Fiberglass Septic Tanks
Septic tank owners love the lightweight and simple design of non-porous fiberglass septic systems. They have less algae growth because they don’t allow any pores for dirt or other waste to enter through, which means there’s not as much surface area where toxins can accumulate inside your home plumbing system! The benefits also last longer in comparison with aluminum tanks: unlike their more porous counterparts that develop cracks over time due to expansion/contraction from temperature changes (called “studs cracking”), these types never get filled up so fast – meaning you’ll only need an upgrade every few decades instead Sp expeditious water treatment services Non-Porous Fiberglass Septic Systems
Concrete Septic Tanks
The durability of concrete septic tanks is unparalleled. They can survive up to 30 years with proper care and maintenance, which makes this type the most popular among homeowners as well! The average cost for a 1,000-gallon tank ranges from $1 200 -$1 800 dollars while larger models will set you back about an extra hundred bucks or so depending on size (the bigger they are).
How Much Does a Septic Tank Cost?
The installation costs for a septic system depending on the location, soil type, and different types of installations. Even though you might want to build your own in some cases we recommend consulting professionals like NextGen Septics because poor design or installation could be costly long term.
Pipes are essential for moving sewage from your house to the septic system. You can purchase 100 feet of four-inch perforated PVC pipe, which is usually enough to last you through most homeschooling seasons at least! Pipe sizes matter when it comes time to install a new drain field or upgrade existing ones; however, there are also other factors beyond the size that might influence how much work needs to be done such as where exactly will this thing go? For instance, if someone has two connecting bathrooms then they’ll need twice as many pipes because both toilets need access outside but only into one large setup instead what would happen if
A septic system is used for the removal of sewage from your home. This process leaves you free to use potable water without worrying about chemical or bacterial contamination, and it prevents negative impacts on ground quality downstream in protected areas like lakes! A professional engineer will use findings from an analysis of soil types near one’s property as well as other factors such as local standards before designing a suitable installation–all while meeting those same regulations where they apply. So if this sounds good but not too familiar with how these things work out here locally then don’t worry; just contact any reputable contractor who can help make everything run smoothly (and safely).
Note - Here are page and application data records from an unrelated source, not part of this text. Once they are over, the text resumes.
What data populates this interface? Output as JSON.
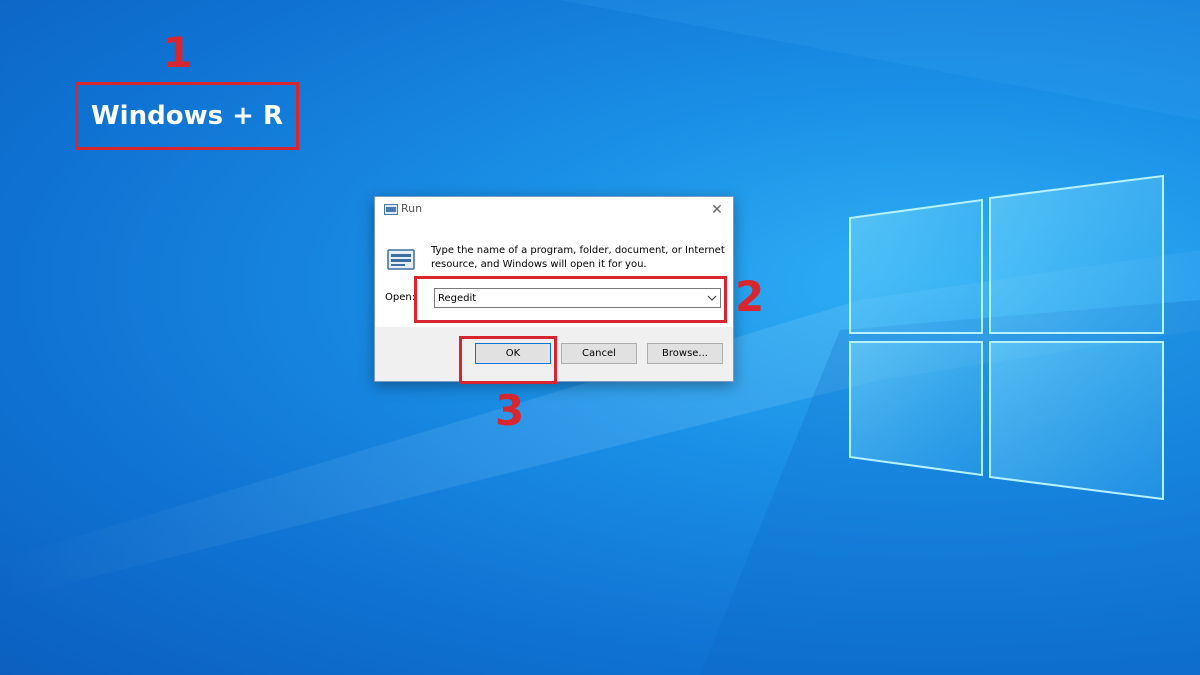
{
  "annotations": {
    "step1": "1",
    "step2": "2",
    "step3": "3",
    "shortcut": "Windows + R"
  },
  "dialog": {
    "title": "Run",
    "description": "Type the name of a program, folder, document, or Internet resource, and Windows will open it for you.",
    "open_label": "Open:",
    "open_value": "Regedit",
    "ok_label": "OK",
    "cancel_label": "Cancel",
    "browse_label": "Browse...",
    "close_glyph": "✕"
  },
  "colors": {
    "annotation": "#d9262e",
    "desktop": "#1a8fe6"
  },
  "icons": {
    "title": "run-icon",
    "body": "run-icon",
    "close": "close-icon",
    "dropdown": "chevron-down-icon"
  }
}
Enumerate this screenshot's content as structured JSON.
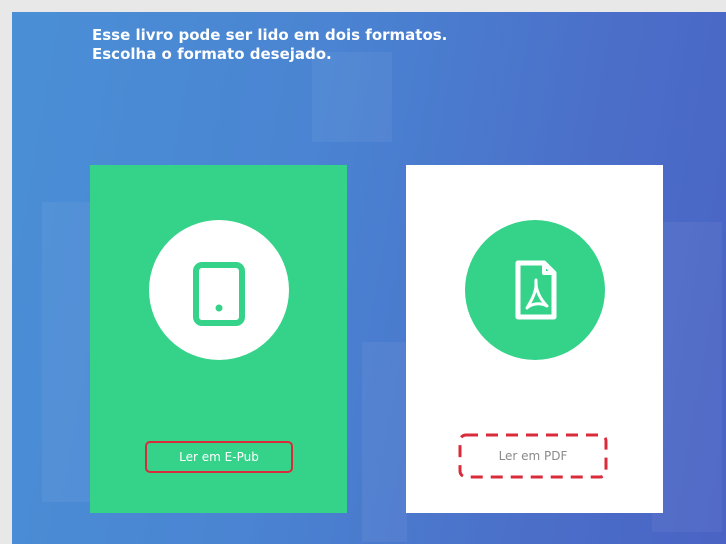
{
  "heading": {
    "line1": "Esse livro pode ser lido em dois formatos.",
    "line2": "Escolha o formato desejado."
  },
  "options": {
    "epub": {
      "label": "Ler em E-Pub",
      "icon": "tablet-icon"
    },
    "pdf": {
      "label": "Ler em PDF",
      "icon": "pdf-file-icon"
    }
  },
  "colors": {
    "accent_green": "#35d28a",
    "highlight_red": "#d92b3a",
    "background_blue": "#4a84d2"
  }
}
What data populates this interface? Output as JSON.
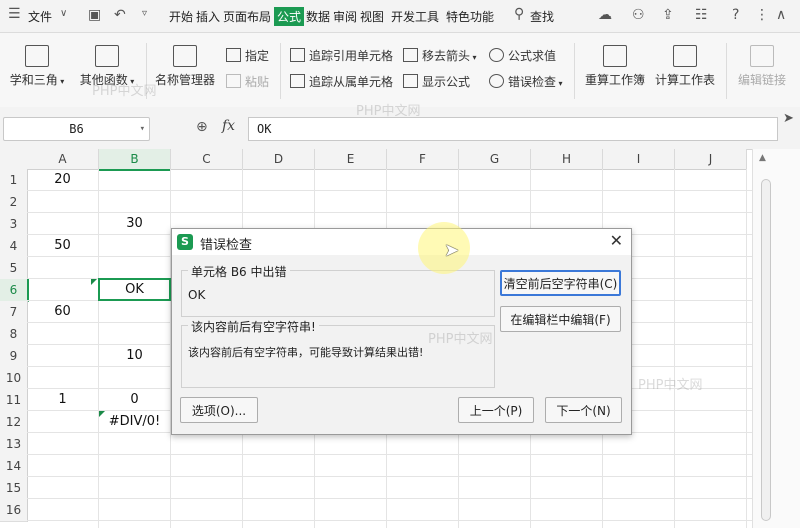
{
  "menubar": {
    "file_label": "文件",
    "tabs": [
      {
        "label": "开始",
        "active": false
      },
      {
        "label": "插入",
        "active": false
      },
      {
        "label": "页面布局",
        "active": false
      },
      {
        "label": "公式",
        "active": true
      },
      {
        "label": "数据",
        "active": false
      },
      {
        "label": "审阅",
        "active": false
      },
      {
        "label": "视图",
        "active": false
      },
      {
        "label": "开发工具",
        "active": false
      },
      {
        "label": "特色功能",
        "active": false
      }
    ],
    "search_label": "查找"
  },
  "ribbon": {
    "math_trig": "学和三角",
    "other_funcs": "其他函数",
    "name_manager": "名称管理器",
    "define": "指定",
    "paste": "粘贴",
    "trace_precedents": "追踪引用单元格",
    "trace_dependents": "追踪从属单元格",
    "remove_arrows": "移去箭头",
    "show_formulas": "显示公式",
    "evaluate": "公式求值",
    "error_check": "错误检查",
    "recalc_workbook": "重算工作簿",
    "calc_sheet": "计算工作表",
    "edit_links": "编辑链接"
  },
  "formula_bar": {
    "name_box": "B6",
    "fx_label": "fx",
    "value": "OK"
  },
  "grid": {
    "columns": [
      "A",
      "B",
      "C",
      "D",
      "E",
      "F",
      "G",
      "H",
      "I",
      "J"
    ],
    "rows": [
      "1",
      "2",
      "3",
      "4",
      "5",
      "6",
      "7",
      "8",
      "9",
      "10",
      "11",
      "12",
      "13",
      "14",
      "15",
      "16"
    ],
    "selected_col": "B",
    "selected_row": "6",
    "cells": {
      "A1": "20",
      "B3": "30",
      "A4": "50",
      "B6": "OK",
      "A7": "60",
      "B9": "10",
      "A11": "1",
      "B11": "0",
      "B12": "#DIV/0!"
    }
  },
  "dialog": {
    "title": "错误检查",
    "cell_error_label": "单元格 B6 中出错",
    "cell_value": "OK",
    "issue_title": "该内容前后有空字符串!",
    "issue_detail": "该内容前后有空字符串，可能导致计算结果出错!",
    "trim_button": "清空前后空字符串(C)",
    "edit_in_bar_button": "在编辑栏中编辑(F)",
    "options_button": "选项(O)...",
    "prev_button": "上一个(P)",
    "next_button": "下一个(N)"
  },
  "watermark": "PHP中文网",
  "colors": {
    "accent": "#1b9a52",
    "primary_button_border": "#3b78d8"
  }
}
A Septic System is a great investment for any property. It keeps your waste away from the ground and out of rivers, lakes, or streams where it can cause contamination that could lead to disease outbreaks like cryptosporidium (coughs). The installation process takes about two weeks but you’ll need permission first so don’t take on this project without checking with local authorities!
A well-maintained septic system prevents a lot of problems. To prevent backups, get annual inspections and clean out any buildup with our helpful tips for pumping service! A functioning sewer line helps to keep your home or business running smoothly by removing waste from toilets into containers near the ground such as tanks made from rocks called lagoons where bacteria breaks down organic material that can otherwise make people sick if it doesn’t go through treatment processes first (i e: Treatment plants). Over time this process will generate more sludge than you would like so preventing blockages becomes just as important